USS Spruance (DDG 111) departs Esquimalt, British Columbia, May 3, to take part in exercise Trident Fury. (U.S. Navy photo by Mass Communication Specialist Seaman Apprentice William Blees)

PACIFIC OCEAN - The Oliver Hazard Perry-class frigate USS Ford (FFG 54), Arleigh Burke-class guided-missile destroyer USS Spruance (DDG 111), and ships from the Royal Canadian Navy began Exercise Trident Fury, May 3.

Trident Fury is a biennial joint and multinational naval training exercise led by the Royal Canadian Navy and is designed to provide mutually beneficial, realistic and relevant training necessary for an effective global Navy.

“I am very excited that my crew has been given the opportunity to participate in Exercise Trident Fury with the Royal Canadian Navy and other U.S. Navy units.” said Cmdr.

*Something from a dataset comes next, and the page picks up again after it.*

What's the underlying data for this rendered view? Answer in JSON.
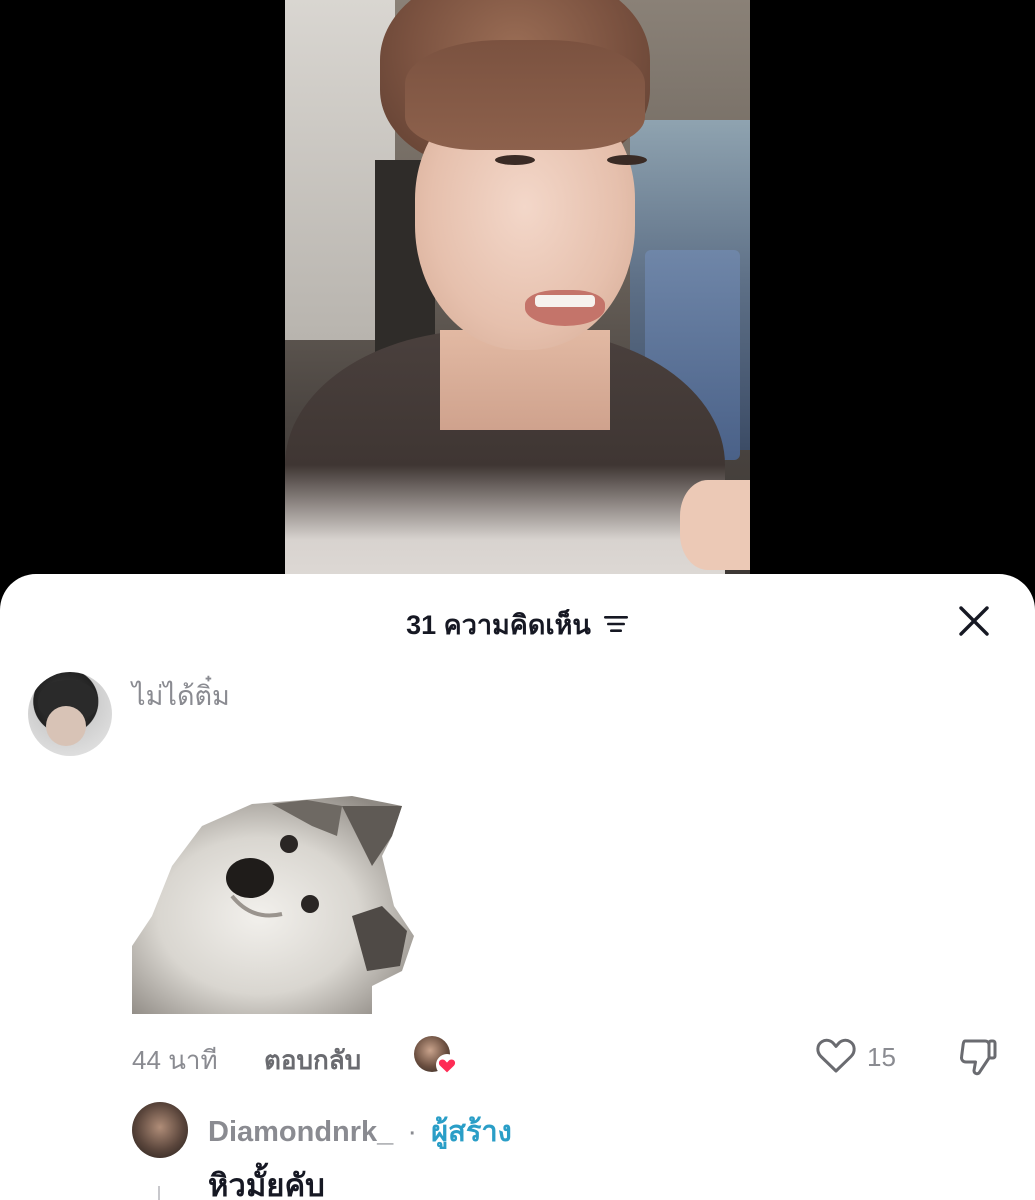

Joseph T. Shuler, commanding officer, USS Ford.

The bilateral training exercise is taking place in the waters west of Vancouver Island, British Columbia, and was developed by Canada’s Pacific Joint Task Force Headquarters for the purpose of building a strong working relationship between the maritime and aviation forces of the United States and Canada.

“We worked with the Canadians twice last year and were greatly impressed with the professionalism and skills they exhibited,” said Shuler.

During the exercise, Sailors from Ford and Spruance will participate in many bilateral evaluations including anti-submarine warfare, war-at-sea exercises, daily multi-ship maneuvering and gunnery exercises on a flying target.

“This is a great exercise for us,” said Command Senior Chief Joe Lovelace, USS Ford. “It allows us the opportunity to continue training and better develop our Sailors.”

Exercises like Trident Fury strengthen the U.S. Navy’s ability to respond to crises and protect the collective maritime interests of the U.S. and its allies and partners.